Ah yes, the periods book. I hinted in my 2021 reading review that I might be blogging about this book in the future. Well, here’s two posts on the book.
You may be asking “Why not just leave the book in 2021? Sure, you’re interested in the book, but found it totally dissatisfying and lacking in depth, so why not let it just be?”
Simple reason. It’s a gender thing – on so many levels.
The main level though is that I found the most spiritually insightful comment about periods in the entire book came from a bloke, Rico Tice to be specific. As a woman, I find this abhorrent. It was like I felt reading Beautifully Distinct – ultimately it gives the impression that women are stupid.
Rico Tice to the best of my knowledge (presuming he’s not had a sex change) has never had a period. Yet, the most spiritually helpful comment about periods comes from someone who has never had one!
Am I allowed to say that it makes my blood boil?
Well, I just did. Blood, yes. You get that in periods. You also get a lot of talk about blood in The Bible. In particular, there is the blood of the covenant and that is a BIG deal.
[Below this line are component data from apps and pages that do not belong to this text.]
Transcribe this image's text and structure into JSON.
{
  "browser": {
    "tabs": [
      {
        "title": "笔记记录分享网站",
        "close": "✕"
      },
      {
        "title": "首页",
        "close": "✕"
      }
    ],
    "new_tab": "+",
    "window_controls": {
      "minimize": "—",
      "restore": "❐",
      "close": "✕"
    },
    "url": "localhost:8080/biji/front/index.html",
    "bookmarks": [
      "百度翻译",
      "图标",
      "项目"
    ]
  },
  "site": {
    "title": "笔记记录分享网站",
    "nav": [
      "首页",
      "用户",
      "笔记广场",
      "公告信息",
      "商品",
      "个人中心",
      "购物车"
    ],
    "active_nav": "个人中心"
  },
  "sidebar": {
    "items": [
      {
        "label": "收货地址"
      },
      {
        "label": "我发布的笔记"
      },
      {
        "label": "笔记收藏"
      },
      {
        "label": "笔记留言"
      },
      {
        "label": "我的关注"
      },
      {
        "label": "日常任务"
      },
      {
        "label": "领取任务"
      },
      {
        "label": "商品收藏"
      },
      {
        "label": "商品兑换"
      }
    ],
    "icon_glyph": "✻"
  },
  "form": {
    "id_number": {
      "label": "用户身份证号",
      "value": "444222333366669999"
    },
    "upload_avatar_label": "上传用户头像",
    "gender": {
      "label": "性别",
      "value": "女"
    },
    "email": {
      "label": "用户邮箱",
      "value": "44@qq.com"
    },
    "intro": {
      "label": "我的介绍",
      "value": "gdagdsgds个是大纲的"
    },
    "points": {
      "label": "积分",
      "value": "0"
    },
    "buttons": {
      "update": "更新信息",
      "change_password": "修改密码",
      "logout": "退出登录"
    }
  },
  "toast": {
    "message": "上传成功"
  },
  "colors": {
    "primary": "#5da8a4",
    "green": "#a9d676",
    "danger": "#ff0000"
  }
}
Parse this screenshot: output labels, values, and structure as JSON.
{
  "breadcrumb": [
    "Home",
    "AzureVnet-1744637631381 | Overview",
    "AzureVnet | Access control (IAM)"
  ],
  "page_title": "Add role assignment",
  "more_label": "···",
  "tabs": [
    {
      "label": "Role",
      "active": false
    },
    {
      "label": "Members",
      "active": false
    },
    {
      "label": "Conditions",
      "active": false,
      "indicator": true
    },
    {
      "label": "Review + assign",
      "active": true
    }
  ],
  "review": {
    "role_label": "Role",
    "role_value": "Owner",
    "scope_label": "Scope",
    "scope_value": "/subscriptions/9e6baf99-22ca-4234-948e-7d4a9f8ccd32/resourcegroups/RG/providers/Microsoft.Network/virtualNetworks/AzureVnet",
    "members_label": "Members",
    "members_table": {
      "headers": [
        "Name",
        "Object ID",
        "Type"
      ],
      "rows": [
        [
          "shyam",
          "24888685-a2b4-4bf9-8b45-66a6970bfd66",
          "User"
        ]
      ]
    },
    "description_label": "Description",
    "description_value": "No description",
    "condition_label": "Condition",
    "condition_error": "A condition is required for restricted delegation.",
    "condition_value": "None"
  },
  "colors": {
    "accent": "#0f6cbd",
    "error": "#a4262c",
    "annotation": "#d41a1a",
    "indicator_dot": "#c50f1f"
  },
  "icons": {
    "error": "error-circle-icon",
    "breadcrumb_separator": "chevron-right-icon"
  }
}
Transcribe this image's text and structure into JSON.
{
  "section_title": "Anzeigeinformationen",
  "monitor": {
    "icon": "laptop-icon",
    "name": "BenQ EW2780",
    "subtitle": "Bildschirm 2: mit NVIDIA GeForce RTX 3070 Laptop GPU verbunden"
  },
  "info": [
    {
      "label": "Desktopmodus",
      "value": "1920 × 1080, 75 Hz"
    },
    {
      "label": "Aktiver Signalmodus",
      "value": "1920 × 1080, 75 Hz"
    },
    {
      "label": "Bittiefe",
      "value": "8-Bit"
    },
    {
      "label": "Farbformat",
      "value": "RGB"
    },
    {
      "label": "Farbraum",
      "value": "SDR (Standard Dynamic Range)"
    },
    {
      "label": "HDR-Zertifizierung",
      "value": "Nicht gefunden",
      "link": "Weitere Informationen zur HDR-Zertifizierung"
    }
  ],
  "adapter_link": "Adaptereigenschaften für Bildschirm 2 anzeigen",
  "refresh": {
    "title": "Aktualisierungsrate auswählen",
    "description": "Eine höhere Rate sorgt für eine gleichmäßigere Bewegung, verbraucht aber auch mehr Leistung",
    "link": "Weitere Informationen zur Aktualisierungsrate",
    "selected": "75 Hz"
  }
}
If you’ve never thought about the blood of the covenant before, then this post isn’t going to go anywhere near doing it justice. You’ll need to spend more time thinking about it by reading books on the topic. However, I had expected a book about periods to be one such book that would explore the blood of the covenant in some depth. Sadly not.
So how do we understand the blood of the covenant? What are all the functions of the blood of the covenant? Does it cleanse? Bind? Hold promises?
And does our understanding of the blood of the covenant impact in any way on our understanding of periods? If we want to understand blood from a biblical perspective we need to start by looking at the blood of the covenant – even if we conclude that it holds no bearing on the matter.
The book does contain discussions from Leviticus about cleanliness laws, but I felt it lacked a detailed discussion of the manner in which the blood of Jesus redeems us from this uncleanness.
Does not the blood of the covenant redeem our period blood and our femininity (lost at the point of the fall) and also redeem humanity completely? The blood of the covenant allows someone into the most holy place (union with God in Levitical terms) regardless of whether they’re having their period or not, in fact, regardless of whether they’re female or not.
Jones concluded that a woman’s period no longer has the same bearing on God’s redemptive purposes as it initially did, now that the Messiah has been born of a woman. If a period is no longer functioning in a redemptive manner (and it is questionable whether it ever was in the first place) then how is it functioning now? Are we missing something here or making incorrect claims?
If it’s not redemptive, then the implication is that it is unclean and/or sinful. That doesn’t sit right with me. Such a conclusion doesn’t affirm my femininity in the manner that I believe The Bible does. It also seems far too close to the view that a woman is only a baby-making machine and that now the Messiah has come and gone, there is no real function for femininity in God’s redemptive processes in our world today.
And that is such a lie.
Yours in not believing it,
One thought on “#162 Theology of Periods – Part 1”
Pingback: #163 Theology of Periods – Part 2 – bible'n'god